The question certified to us by the Fourth District Court of Appeal in this case transcends the individual parties to this action because it has the potential to impact the mortgage foreclosure crisis throughout this state and is one on which Florida’s trial courts and litigants need guidance. The legal issue also has implications beyond mortgage foreclosure actions. Because we agree with the Fourth District that this issue is indeed one of great public importance and in need of resolution by this Court, we deny the parties’ request to dismiss this proceeding.
Analyzing Florida Rule of Appellate Procedure 9.350, the supreme court stated that the "language of this rule does not impose upon the appellate court a mandatory obligation to dismiss a case following the filing of a notice of dismissal before a decision on the merits has been rendered. Rather, this Court has long recognized its discretion to retain jurisdiction over a matter and proceed with an appeal notwithstanding a litigant’s timely filing of a notice of dismissal pursuant to rule 9.350, especially when the matter involves one of great public importance and is likely to recur."

Based upon that conclusion, the majority held:
Consistent with the rationale undergirding our prior precedent, we conclude that these circumstances fully support this Court’s decision to exercise its discretion to retain jurisdiction over and decide the merits of this important case. To adopt the dissent’s interpretation of rule 9.350(a)—that the act of the parties’ stipulation for dismissal is binding on the Court—would require us to recede from our past decisions recognizing just the opposite. Instead, we adhere to our precedent and, accordingly, exercise our discretion to deny the parties leave to dismiss this review proceeding.
The dissent began: 

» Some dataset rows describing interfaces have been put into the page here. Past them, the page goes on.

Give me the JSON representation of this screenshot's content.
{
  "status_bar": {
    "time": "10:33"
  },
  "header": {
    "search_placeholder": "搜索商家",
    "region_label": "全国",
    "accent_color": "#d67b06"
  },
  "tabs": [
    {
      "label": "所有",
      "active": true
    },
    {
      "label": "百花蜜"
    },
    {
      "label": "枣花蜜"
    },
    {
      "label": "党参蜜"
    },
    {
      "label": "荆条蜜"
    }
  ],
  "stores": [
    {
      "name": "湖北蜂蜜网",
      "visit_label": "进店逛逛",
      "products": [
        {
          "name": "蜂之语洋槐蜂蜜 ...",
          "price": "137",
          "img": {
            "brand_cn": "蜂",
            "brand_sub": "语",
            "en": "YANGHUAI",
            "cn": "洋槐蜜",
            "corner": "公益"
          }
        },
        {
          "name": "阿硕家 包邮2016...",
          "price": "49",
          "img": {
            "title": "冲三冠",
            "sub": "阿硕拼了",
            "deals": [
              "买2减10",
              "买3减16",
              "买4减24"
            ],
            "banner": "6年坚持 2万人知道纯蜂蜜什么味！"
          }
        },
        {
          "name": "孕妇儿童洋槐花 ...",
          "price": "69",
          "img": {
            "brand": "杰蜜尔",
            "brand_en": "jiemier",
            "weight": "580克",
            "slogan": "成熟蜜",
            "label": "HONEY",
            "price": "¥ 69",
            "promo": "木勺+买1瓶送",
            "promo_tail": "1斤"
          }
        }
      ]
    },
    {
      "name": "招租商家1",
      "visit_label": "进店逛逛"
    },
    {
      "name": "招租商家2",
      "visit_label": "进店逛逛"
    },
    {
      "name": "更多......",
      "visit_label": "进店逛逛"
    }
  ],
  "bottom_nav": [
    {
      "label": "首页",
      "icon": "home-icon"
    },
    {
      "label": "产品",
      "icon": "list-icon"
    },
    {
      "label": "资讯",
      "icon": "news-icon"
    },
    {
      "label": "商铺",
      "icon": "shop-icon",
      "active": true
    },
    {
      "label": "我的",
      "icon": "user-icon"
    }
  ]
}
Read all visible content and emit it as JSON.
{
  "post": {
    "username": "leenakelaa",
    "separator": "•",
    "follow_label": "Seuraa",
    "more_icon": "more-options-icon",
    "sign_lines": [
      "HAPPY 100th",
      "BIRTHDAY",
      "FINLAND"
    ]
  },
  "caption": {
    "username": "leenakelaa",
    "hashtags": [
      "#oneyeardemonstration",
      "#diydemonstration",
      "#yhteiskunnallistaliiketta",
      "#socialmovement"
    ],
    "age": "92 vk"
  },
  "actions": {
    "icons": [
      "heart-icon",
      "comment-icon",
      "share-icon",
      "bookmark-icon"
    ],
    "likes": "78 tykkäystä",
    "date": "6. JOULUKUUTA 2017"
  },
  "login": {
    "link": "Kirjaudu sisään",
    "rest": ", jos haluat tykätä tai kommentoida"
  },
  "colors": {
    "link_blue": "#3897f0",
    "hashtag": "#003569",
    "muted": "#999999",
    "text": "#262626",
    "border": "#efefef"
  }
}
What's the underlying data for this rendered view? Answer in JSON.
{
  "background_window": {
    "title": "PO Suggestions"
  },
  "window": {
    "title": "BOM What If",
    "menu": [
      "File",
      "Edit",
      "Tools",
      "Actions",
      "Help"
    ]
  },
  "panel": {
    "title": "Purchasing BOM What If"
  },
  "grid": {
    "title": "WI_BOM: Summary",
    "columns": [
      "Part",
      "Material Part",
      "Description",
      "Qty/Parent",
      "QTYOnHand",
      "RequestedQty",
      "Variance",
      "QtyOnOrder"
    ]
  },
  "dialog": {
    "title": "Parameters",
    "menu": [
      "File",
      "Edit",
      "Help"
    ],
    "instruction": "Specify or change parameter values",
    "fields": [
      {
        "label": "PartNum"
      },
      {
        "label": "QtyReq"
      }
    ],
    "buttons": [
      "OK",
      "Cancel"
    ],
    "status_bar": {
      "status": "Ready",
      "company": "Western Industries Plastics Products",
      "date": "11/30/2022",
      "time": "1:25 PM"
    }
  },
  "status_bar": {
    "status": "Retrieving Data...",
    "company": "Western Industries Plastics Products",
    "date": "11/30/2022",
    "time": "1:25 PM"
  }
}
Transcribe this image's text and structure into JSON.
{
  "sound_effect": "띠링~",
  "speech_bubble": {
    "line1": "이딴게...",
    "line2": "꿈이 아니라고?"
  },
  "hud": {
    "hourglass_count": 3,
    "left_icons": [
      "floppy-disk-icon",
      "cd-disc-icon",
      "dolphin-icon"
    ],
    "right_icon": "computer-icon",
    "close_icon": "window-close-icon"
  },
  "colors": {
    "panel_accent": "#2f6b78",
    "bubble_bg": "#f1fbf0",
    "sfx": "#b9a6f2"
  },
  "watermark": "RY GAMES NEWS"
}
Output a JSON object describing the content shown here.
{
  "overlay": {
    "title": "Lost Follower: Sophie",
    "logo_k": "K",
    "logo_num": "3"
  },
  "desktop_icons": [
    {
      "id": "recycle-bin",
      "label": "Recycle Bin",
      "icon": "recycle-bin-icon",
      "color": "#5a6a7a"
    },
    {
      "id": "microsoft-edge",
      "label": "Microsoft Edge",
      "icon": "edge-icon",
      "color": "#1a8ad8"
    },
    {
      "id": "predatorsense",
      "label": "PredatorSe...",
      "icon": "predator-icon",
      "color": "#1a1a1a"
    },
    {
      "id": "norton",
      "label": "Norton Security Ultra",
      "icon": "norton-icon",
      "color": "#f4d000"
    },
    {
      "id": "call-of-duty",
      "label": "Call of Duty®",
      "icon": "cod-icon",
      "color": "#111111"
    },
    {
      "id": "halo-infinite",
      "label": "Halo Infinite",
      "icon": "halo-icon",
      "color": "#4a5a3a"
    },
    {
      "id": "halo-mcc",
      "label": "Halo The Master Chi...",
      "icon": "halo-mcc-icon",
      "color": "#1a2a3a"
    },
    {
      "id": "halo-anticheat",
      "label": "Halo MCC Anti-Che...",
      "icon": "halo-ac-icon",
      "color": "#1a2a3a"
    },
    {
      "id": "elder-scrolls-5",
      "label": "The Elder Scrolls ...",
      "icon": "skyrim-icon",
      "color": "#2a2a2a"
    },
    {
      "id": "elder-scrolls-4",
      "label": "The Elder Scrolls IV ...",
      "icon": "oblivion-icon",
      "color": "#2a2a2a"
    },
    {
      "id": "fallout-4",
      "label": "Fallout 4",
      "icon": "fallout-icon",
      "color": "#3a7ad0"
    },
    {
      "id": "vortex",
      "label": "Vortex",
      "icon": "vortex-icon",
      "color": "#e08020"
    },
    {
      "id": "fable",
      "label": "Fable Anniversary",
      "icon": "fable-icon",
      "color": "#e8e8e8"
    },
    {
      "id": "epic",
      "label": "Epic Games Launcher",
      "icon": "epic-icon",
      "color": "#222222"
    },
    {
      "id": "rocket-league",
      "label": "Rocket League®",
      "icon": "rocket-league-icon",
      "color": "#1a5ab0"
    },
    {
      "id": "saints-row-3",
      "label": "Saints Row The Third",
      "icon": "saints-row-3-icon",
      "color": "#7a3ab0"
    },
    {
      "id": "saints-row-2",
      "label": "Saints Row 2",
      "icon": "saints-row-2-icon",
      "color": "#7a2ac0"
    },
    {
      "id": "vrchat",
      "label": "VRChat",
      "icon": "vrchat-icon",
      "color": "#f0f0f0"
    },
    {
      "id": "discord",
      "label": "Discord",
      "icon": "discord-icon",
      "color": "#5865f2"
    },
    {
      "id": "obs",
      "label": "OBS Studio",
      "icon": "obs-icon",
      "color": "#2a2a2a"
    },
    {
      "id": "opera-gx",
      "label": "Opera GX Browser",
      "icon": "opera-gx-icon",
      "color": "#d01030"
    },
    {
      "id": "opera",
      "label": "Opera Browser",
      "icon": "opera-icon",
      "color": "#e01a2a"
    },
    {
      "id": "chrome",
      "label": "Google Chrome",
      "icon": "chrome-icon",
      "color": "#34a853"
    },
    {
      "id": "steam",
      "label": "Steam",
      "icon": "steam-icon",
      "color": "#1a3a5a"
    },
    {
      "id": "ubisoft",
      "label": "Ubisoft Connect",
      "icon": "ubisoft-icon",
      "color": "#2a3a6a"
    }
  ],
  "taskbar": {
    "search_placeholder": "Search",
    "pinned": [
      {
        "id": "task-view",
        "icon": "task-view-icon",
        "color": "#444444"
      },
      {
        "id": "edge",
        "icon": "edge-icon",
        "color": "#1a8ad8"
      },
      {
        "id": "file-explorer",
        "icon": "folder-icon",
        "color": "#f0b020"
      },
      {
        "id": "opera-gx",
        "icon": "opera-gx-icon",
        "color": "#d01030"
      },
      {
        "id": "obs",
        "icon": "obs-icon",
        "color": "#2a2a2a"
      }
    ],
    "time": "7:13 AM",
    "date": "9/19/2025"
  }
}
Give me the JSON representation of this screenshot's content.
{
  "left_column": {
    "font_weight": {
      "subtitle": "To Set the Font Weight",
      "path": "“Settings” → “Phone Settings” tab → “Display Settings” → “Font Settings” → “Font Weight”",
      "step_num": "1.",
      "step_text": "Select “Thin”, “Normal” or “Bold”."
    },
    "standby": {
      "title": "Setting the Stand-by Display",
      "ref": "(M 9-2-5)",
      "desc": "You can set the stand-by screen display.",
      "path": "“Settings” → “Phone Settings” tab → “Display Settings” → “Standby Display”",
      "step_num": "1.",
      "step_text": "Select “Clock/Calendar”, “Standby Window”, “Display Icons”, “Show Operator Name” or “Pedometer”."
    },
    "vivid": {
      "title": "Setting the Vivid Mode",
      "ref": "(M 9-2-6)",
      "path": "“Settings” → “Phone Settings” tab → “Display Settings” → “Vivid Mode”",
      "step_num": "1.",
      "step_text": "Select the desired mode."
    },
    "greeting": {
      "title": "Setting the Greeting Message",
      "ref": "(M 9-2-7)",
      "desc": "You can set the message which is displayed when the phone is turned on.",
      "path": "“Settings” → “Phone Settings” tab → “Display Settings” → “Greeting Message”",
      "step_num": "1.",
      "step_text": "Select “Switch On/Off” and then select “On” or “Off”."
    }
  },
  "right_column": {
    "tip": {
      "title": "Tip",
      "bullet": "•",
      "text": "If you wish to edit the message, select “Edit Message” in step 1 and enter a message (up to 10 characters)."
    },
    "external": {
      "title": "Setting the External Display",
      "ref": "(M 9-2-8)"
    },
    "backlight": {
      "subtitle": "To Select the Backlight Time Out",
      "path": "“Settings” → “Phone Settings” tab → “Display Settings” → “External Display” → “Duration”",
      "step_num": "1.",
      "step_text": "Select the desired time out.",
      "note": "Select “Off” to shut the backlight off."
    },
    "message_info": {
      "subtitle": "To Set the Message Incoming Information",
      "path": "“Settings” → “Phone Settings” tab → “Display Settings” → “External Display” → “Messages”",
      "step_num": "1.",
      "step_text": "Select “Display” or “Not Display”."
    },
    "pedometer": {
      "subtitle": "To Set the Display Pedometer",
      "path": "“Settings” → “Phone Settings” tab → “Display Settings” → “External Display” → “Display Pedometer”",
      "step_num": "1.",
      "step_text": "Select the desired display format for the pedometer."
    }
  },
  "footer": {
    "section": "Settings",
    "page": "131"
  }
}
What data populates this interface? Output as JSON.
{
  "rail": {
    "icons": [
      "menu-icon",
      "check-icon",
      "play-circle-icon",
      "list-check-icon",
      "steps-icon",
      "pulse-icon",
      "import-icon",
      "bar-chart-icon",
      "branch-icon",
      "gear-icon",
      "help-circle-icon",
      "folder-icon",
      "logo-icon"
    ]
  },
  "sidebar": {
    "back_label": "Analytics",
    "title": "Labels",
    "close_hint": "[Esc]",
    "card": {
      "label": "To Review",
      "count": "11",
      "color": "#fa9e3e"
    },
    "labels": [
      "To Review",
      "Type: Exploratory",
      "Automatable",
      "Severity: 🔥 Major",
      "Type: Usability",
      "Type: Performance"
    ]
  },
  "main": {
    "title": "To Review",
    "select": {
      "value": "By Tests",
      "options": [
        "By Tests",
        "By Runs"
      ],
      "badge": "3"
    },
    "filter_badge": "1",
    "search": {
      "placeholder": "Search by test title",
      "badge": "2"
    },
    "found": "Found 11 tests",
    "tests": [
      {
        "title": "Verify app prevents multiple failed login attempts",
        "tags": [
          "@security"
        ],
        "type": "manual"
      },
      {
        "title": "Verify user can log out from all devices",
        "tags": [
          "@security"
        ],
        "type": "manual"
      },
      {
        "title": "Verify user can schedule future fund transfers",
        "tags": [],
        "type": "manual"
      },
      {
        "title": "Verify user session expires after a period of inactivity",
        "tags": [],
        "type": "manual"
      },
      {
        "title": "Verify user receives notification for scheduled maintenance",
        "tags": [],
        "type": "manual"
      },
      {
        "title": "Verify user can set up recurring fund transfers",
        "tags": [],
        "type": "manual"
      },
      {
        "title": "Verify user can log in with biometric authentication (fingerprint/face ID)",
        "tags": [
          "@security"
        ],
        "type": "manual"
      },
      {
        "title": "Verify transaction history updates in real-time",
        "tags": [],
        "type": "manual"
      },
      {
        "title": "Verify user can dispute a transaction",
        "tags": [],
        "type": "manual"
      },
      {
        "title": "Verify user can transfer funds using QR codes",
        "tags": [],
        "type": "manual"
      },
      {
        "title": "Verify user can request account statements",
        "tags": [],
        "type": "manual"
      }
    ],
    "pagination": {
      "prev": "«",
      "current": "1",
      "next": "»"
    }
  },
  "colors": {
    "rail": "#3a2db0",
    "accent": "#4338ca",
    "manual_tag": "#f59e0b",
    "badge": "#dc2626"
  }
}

Florida Rule of Appellate Procedure 9.350(a) provides that “[w]hen any cause pending in the court is settled before a decision on the merits, the parties shall immediately notify the court by filing a signed stipulation for dismissal.” The rule does not appear to contemplate that such a stipulation for dismissal is subject to disapproval by the Court. The very designation “stipulation for dismissal”—as opposed to “motion for dismissal”—suggests that the act of the parties is dispositive. The committee note to the rule recognizes that dismissal of the case is the clerk’s ministerial duty: “On the filing of a stipulation of dismissal, the clerk of the court will dismiss the case as to the parties signing the stipulation.”.....
Under the Florida Constitution, this Court does not have the power to reach out and grab cases that we deem worthy of our attention. Nor should we exercise the power to grasp a case which has been brought to the Court but which the parties wish to dismiss before it has ever been considered by the Court on the merits. In doing so, we step beyond the proper role of an appellate court to adjudicate those cases that are properly presented to it by a party seeking review.